Nov 16, 2016

Charleston, S.C. – A Bluffton, S.C. water quality improvement effort will be featured Saturday, November 19 during the 18th International Conference on Shellfish Restoration (ICSR’16) at the Hyatt Place Charleston Historic District in Charleston, S.C. The conference is organized by the S.C. Sea Grant Consortium and runs November 16-19. Researchers, resource managers, businesses, shellfish farmers and community restoration practitioners worldwide will exchange information necessary to help restore molluscan shellfish populations, enhance the health of coastal ecosystems and improve water quality for shellfish survival, growth and harvest.

The overall theme for ISCR’16 is “Celebrating and Inspiring Healthy Coastal Communities,” with case studies and presentations scheduled by individuals and groups from nearly 20 states and nine countries. Kim Jones, watershed management division manager for the town of Bluffton, is Saturday’s keynote speaker. She plans to discuss the May River Watershed Action Plan, which grew out of the first closure of a section of May River oyster beds in 2009.

The shellfish industry long has been a critical component of the economy and culture of Bluffton. The 2009 closure prompted community leaders to come up with the 126-page May River Watershed Action Plan, which recommends strategies ranging from better disposal of pet waste to more use of pervious surface that soaks up water rather than hard surfaces for driveways and sidewalks.

Jones said she plans to talk about the process of bringing the community together to create the plan, and the successes and challenges along the way. The May River shellfish beds have been re-opened and closed several times since the plan was created in 2011. The plan is now in the phase of accessing the effectiveness of steps taken to this point, Jones said.

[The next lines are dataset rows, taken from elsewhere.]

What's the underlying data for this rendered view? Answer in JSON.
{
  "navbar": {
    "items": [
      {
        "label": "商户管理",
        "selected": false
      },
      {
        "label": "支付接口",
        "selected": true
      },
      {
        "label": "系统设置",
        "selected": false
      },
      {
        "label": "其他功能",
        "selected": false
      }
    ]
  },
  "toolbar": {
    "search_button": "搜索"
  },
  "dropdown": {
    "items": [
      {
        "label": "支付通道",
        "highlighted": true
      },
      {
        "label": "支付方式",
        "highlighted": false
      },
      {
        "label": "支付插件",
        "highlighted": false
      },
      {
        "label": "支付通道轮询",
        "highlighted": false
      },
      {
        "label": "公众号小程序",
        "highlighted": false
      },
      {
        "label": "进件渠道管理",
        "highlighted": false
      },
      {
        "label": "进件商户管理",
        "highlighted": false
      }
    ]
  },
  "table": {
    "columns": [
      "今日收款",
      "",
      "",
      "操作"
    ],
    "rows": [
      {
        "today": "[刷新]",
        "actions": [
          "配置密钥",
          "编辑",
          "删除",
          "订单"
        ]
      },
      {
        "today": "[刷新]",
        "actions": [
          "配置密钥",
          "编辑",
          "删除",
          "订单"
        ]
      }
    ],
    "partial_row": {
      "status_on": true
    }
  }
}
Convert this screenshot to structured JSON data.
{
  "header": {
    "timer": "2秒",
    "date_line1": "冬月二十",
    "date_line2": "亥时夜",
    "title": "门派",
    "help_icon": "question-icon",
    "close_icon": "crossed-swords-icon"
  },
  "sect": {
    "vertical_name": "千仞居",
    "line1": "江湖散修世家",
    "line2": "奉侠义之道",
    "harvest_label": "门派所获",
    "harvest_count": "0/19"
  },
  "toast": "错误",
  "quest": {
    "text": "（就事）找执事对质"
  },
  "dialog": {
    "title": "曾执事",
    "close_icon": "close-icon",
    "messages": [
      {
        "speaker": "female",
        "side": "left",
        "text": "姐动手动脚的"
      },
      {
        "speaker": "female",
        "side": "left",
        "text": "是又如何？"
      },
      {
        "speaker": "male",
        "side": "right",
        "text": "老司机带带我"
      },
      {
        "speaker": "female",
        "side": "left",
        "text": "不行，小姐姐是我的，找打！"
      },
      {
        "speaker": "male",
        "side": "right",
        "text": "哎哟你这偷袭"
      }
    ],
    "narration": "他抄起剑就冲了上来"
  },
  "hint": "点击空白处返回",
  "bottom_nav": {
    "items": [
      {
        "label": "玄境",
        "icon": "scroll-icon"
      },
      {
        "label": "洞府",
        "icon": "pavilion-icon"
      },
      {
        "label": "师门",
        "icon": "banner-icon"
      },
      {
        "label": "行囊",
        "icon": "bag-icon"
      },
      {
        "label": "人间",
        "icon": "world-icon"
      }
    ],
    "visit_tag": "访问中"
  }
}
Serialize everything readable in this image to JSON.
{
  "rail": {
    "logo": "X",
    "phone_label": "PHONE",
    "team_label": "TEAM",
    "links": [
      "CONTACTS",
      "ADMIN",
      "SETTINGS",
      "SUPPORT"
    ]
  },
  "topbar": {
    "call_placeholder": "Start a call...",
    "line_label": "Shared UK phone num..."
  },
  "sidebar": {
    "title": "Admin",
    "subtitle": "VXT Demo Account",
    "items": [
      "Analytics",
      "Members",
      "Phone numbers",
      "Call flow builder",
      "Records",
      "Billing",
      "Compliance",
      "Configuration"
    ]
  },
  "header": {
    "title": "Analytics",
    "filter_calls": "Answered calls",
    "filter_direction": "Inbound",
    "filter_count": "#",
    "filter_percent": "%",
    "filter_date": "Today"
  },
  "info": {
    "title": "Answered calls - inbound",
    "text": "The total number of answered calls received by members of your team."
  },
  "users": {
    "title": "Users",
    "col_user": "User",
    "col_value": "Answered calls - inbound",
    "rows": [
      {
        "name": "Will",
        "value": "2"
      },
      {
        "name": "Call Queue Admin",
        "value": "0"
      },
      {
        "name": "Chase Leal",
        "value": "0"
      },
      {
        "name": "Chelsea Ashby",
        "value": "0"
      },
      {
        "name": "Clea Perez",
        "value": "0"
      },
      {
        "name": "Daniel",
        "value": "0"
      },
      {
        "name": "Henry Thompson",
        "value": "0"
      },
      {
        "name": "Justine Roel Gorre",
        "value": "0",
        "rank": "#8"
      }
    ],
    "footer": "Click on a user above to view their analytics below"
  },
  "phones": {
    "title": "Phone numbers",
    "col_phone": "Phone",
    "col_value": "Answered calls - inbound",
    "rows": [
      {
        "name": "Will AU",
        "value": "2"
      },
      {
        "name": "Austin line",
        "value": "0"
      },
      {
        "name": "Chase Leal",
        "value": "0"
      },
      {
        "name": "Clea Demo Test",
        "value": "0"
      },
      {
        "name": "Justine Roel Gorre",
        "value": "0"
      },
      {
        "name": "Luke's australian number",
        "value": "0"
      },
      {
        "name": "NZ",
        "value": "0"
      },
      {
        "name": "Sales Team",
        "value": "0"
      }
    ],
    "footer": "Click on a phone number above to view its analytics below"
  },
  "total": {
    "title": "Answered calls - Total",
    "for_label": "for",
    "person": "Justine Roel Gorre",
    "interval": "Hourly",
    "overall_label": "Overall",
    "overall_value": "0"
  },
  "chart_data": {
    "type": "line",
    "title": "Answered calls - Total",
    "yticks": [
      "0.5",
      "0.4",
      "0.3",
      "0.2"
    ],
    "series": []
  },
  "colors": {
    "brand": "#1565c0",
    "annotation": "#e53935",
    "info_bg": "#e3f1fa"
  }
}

The Bluffton effort is one of several featured at the conference. A growing number of community groups and private enterprises have taken the lead in habitat restoration, resulting in more abundant shellfish populations and healthier ecosystems and communities.

Other sessions will address challenges and opportunities related to volunteer engagement, climate change, coastal development, shellfish diseases, shoreline stabilization, and resource management, policy and regulation.